The best way to understand a cult is to infiltrate it, so in time-honored tradition we disguised ourselves to find out more about what was going on. The villagers of Al-Merayah were being drained of their free will, instead given a single-minded desire to serve the Aten. But it turned out that even the Cult is a pawn in a much larger game, as we discovered that the enslaved villagers were being sent to dig in the desert. For what purpose, and by whom, remained a mystery.
As we ventured further into The Scorched Desert, it became apparent that a chaos of biblical proportions had been unleashed; giant scorpions and packs of huge locusts roamed the sands, searching for prey. And yet among it all, lounging under a parasol in a smart cream suit and fedora, we found the enigmatic Saïd, a mummy thousands of years old, yet as agile and sharp as anyone alive. After all, in The Secret World, death is hardly an impairment.
Under The Hood
It’s common for MMOs to change substantially during beta, and The Secret World is no exception. Funcom has been working hard to deliver a number of changes, fixes and popular requests, even before launch of the game. Much has changed since our last visit to the mirror-world.
The most readily apparent change to TSW has come from their partnership with Nvidia, ushering the game engine into DirectX 11 glory. Although a couple of other MMOs have started to this new API, this is the first MMO we’ve tried that supports features like Tessellation. While this might not seem like a big deal, there’s a significant visual difference. Everything from pebbled shorelines to gravel paths, from cobbled streets to brick walls, seems less like a smooth surface and more like a coarse, realistic world.
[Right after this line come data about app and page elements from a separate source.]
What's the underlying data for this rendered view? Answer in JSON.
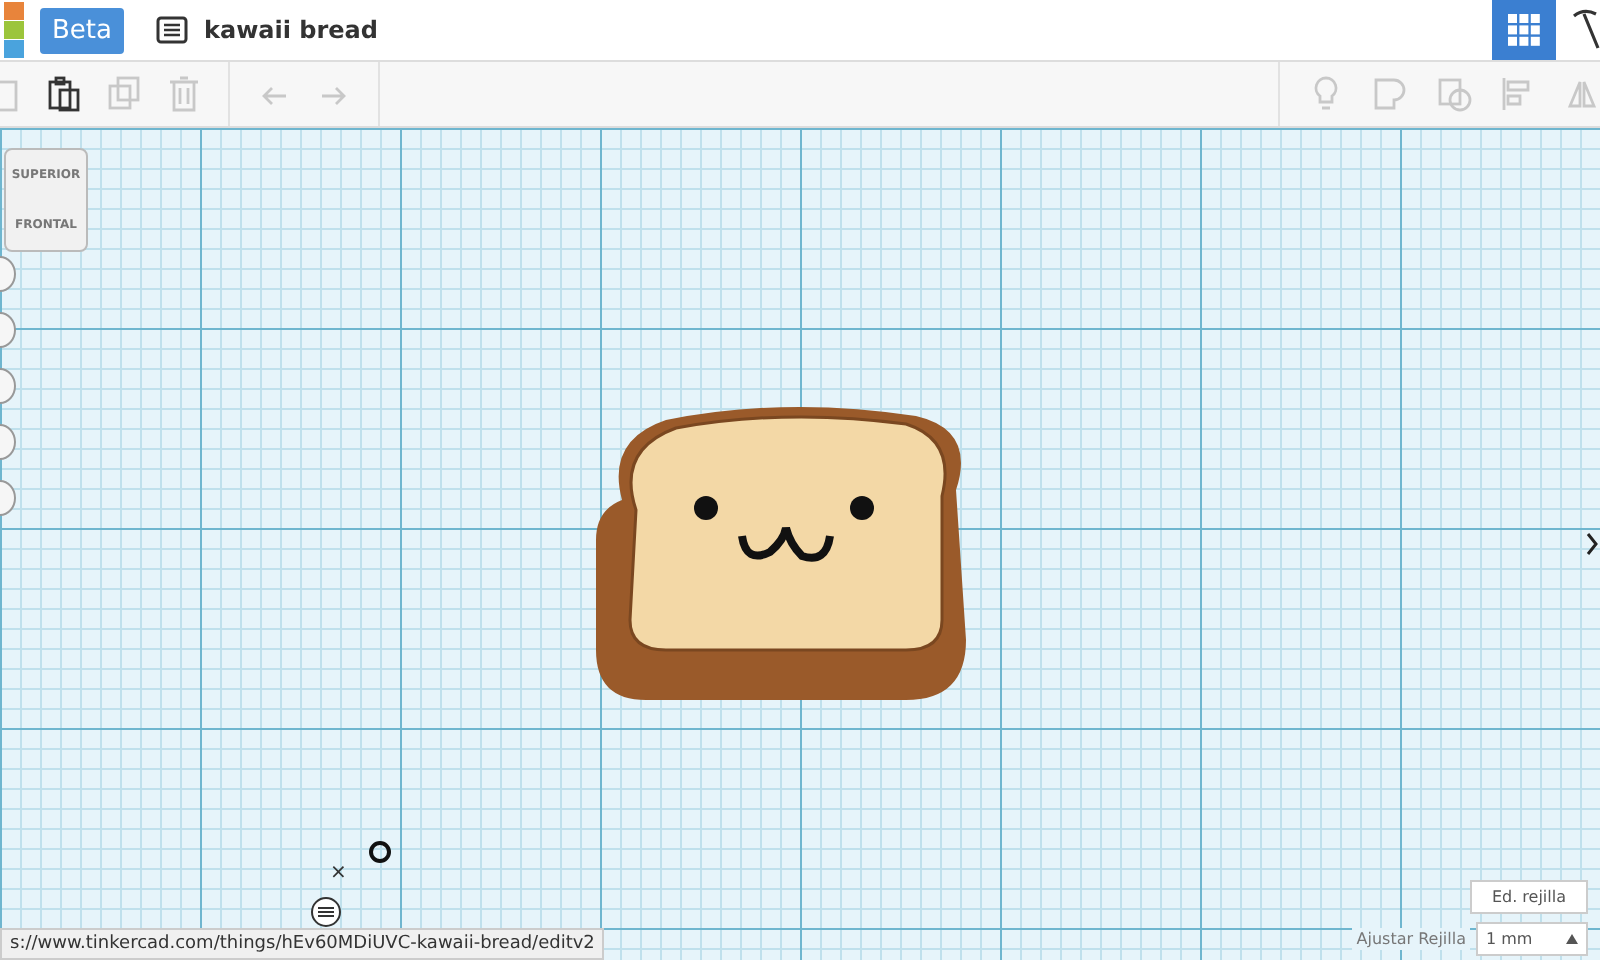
{
  "header": {
    "badge": "Beta",
    "title": "kawaii bread",
    "grid_view_selected": true
  },
  "toolbar": {
    "left": [
      {
        "kind": "clipboard",
        "disabled": true
      },
      {
        "kind": "paste",
        "disabled": false
      },
      {
        "kind": "duplicate",
        "disabled": true
      },
      {
        "kind": "trash",
        "disabled": true
      },
      {
        "kind": "undo",
        "disabled": true
      },
      {
        "kind": "redo",
        "disabled": true
      }
    ],
    "right": [
      {
        "kind": "bulb",
        "disabled": true
      },
      {
        "kind": "shape",
        "disabled": true
      },
      {
        "kind": "hole",
        "disabled": true
      },
      {
        "kind": "align",
        "disabled": true
      },
      {
        "kind": "mirror",
        "disabled": true
      }
    ]
  },
  "view_cube": {
    "top": "SUPERIOR",
    "front": "FRONTAL"
  },
  "grid": {
    "edit_button": "Ed. rejilla",
    "snap_label": "Ajustar Rejilla",
    "snap_value": "1 mm"
  },
  "close_mark": "×",
  "status_url": "s://www.tinkercad.com/things/hEv60MDiUVC-kawaii-bread/editv2"
}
There’ve also been improvements to the social feel of the world. NPCs now have random flavor lines of spoken dialogue. Chat channels and speech bubbles have been introduced to make communication easier. Movement has also been overhauled, with directional double-tap to dodge helping in combat and a tap of X to enable sprint and navigate around the playfields faster.